▶ _WHAT TO PRODUCE_
When you reach a picture, pass over it; otherwise repeat the listing word for word.

DATA RECORDS START

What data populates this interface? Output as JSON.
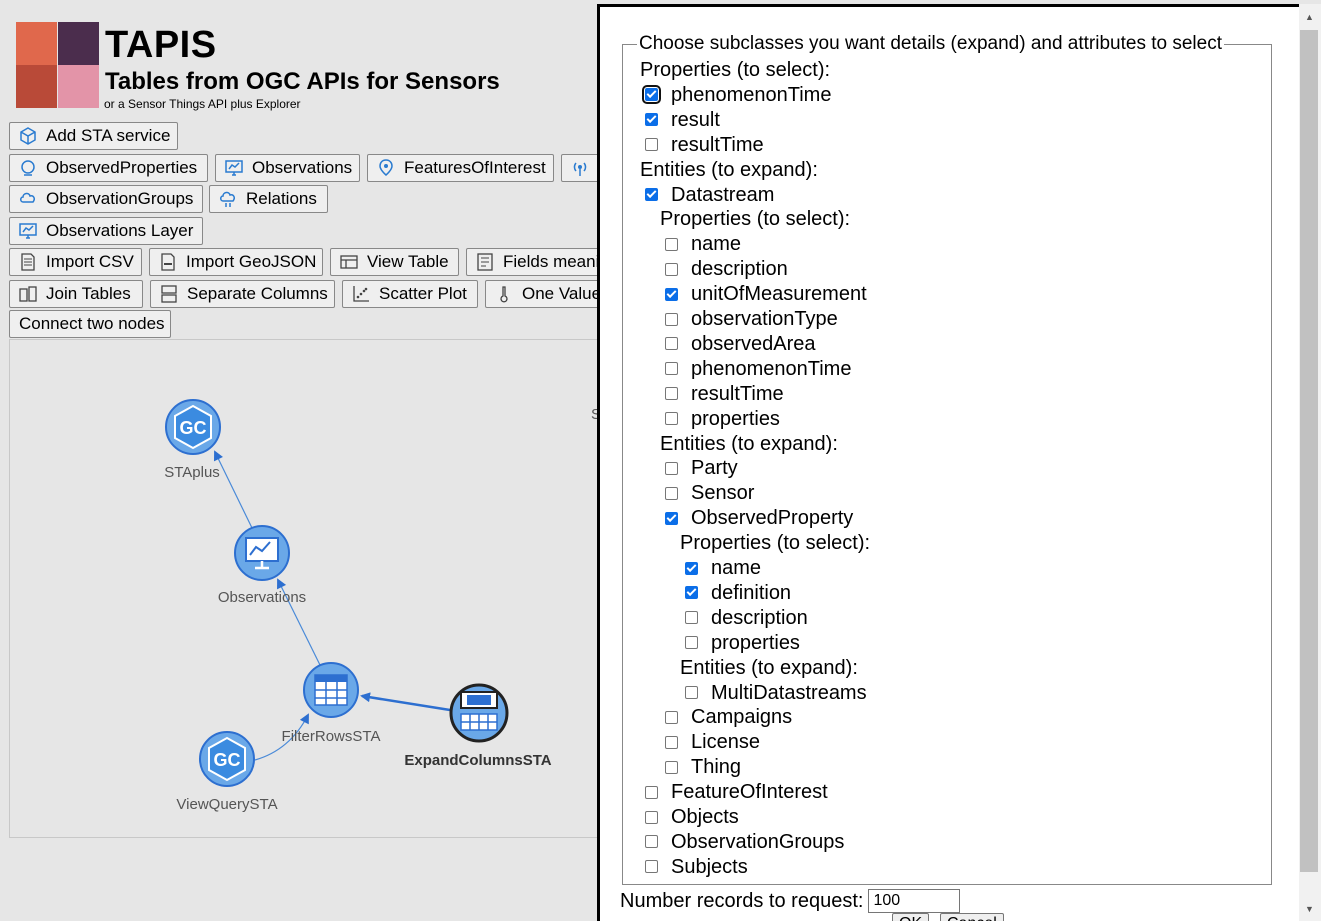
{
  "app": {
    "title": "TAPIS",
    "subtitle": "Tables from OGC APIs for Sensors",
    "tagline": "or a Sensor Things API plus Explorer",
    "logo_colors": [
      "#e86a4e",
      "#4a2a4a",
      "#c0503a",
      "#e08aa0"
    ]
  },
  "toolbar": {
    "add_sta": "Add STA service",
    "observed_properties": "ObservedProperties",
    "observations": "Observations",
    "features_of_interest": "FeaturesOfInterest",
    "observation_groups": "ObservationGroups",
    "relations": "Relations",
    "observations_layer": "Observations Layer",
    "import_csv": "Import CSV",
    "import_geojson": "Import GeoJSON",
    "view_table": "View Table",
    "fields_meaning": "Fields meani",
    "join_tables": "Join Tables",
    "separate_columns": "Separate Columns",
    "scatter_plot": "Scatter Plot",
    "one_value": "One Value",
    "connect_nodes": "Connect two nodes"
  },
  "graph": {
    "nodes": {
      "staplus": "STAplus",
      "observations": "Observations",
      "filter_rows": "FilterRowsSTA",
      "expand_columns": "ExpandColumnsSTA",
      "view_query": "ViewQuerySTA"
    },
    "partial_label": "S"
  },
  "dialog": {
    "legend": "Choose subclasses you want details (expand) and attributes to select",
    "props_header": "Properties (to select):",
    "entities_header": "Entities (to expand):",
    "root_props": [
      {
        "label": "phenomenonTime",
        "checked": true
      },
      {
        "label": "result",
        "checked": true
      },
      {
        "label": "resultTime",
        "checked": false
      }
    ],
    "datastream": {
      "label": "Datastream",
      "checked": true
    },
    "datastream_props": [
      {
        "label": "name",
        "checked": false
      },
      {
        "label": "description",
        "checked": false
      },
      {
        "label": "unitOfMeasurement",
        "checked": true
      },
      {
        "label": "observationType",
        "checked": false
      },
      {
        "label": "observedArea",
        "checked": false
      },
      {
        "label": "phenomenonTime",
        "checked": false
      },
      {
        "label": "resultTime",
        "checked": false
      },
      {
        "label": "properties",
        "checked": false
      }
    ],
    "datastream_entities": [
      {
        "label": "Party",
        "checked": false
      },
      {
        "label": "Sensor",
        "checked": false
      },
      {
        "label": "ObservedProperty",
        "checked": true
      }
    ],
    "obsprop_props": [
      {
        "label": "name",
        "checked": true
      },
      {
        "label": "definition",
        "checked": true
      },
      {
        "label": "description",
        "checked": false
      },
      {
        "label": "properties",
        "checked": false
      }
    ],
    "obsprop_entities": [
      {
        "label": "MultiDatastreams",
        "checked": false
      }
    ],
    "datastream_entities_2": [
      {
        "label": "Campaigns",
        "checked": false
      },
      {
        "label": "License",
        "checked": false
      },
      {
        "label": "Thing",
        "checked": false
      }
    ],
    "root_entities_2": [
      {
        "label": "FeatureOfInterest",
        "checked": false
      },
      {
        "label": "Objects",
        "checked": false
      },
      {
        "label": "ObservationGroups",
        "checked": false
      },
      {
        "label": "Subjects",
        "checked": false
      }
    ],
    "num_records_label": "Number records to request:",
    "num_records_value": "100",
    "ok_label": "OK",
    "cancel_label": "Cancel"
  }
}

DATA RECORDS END

▶ _COMPLETED TASK_
What data populates this interface? Output as JSON.
{
  "app": {
    "title": "TAPIS",
    "subtitle": "Tables from OGC APIs for Sensors",
    "tagline": "or a Sensor Things API plus Explorer",
    "logo_colors": [
      "#e86a4e",
      "#4a2a4a",
      "#c0503a",
      "#e08aa0"
    ]
  },
  "toolbar": {
    "add_sta": "Add STA service",
    "observed_properties": "ObservedProperties",
    "observations": "Observations",
    "features_of_interest": "FeaturesOfInterest",
    "observation_groups": "ObservationGroups",
    "relations": "Relations",
    "observations_layer": "Observations Layer",
    "import_csv": "Import CSV",
    "import_geojson": "Import GeoJSON",
    "view_table": "View Table",
    "fields_meaning": "Fields meani",
    "join_tables": "Join Tables",
    "separate_columns": "Separate Columns",
    "scatter_plot": "Scatter Plot",
    "one_value": "One Value",
    "connect_nodes": "Connect two nodes"
  },
  "graph": {
    "nodes": {
      "staplus": "STAplus",
      "observations": "Observations",
      "filter_rows": "FilterRowsSTA",
      "expand_columns": "ExpandColumnsSTA",
      "view_query": "ViewQuerySTA"
    },
    "partial_label": "S"
  },
  "dialog": {
    "legend": "Choose subclasses you want details (expand) and attributes to select",
    "props_header": "Properties (to select):",
    "entities_header": "Entities (to expand):",
    "root_props": [
      {
        "label": "phenomenonTime",
        "checked": true
      },
      {
        "label": "result",
        "checked": true
      },
      {
        "label": "resultTime",
        "checked": false
      }
    ],
    "datastream": {
      "label": "Datastream",
      "checked": true
    },
    "datastream_props": [
      {
        "label": "name",
        "checked": false
      },
      {
        "label": "description",
        "checked": false
      },
      {
        "label": "unitOfMeasurement",
        "checked": true
      },
      {
        "label": "observationType",
        "checked": false
      },
      {
        "label": "observedArea",
        "checked": false
      },
      {
        "label": "phenomenonTime",
        "checked": false
      },
      {
        "label": "resultTime",
        "checked": false
      },
      {
        "label": "properties",
        "checked": false
      }
    ],
    "datastream_entities": [
      {
        "label": "Party",
        "checked": false
      },
      {
        "label": "Sensor",
        "checked": false
      },
      {
        "label": "ObservedProperty",
        "checked": true
      }
    ],
    "obsprop_props": [
      {
        "label": "name",
        "checked": true
      },
      {
        "label": "definition",
        "checked": true
      },
      {
        "label": "description",
        "checked": false
      },
      {
        "label": "properties",
        "checked": false
      }
    ],
    "obsprop_entities": [
      {
        "label": "MultiDatastreams",
        "checked": false
      }
    ],
    "datastream_entities_2": [
      {
        "label": "Campaigns",
        "checked": false
      },
      {
        "label": "License",
        "checked": false
      },
      {
        "label": "Thing",
        "checked": false
      }
    ],
    "root_entities_2": [
      {
        "label": "FeatureOfInterest",
        "checked": false
      },
      {
        "label": "Objects",
        "checked": false
      },
      {
        "label": "ObservationGroups",
        "checked": false
      },
      {
        "label": "Subjects",
        "checked": false
      }
    ],
    "num_records_label": "Number records to request:",
    "num_records_value": "100",
    "ok_label": "OK",
    "cancel_label": "Cancel"
  }
}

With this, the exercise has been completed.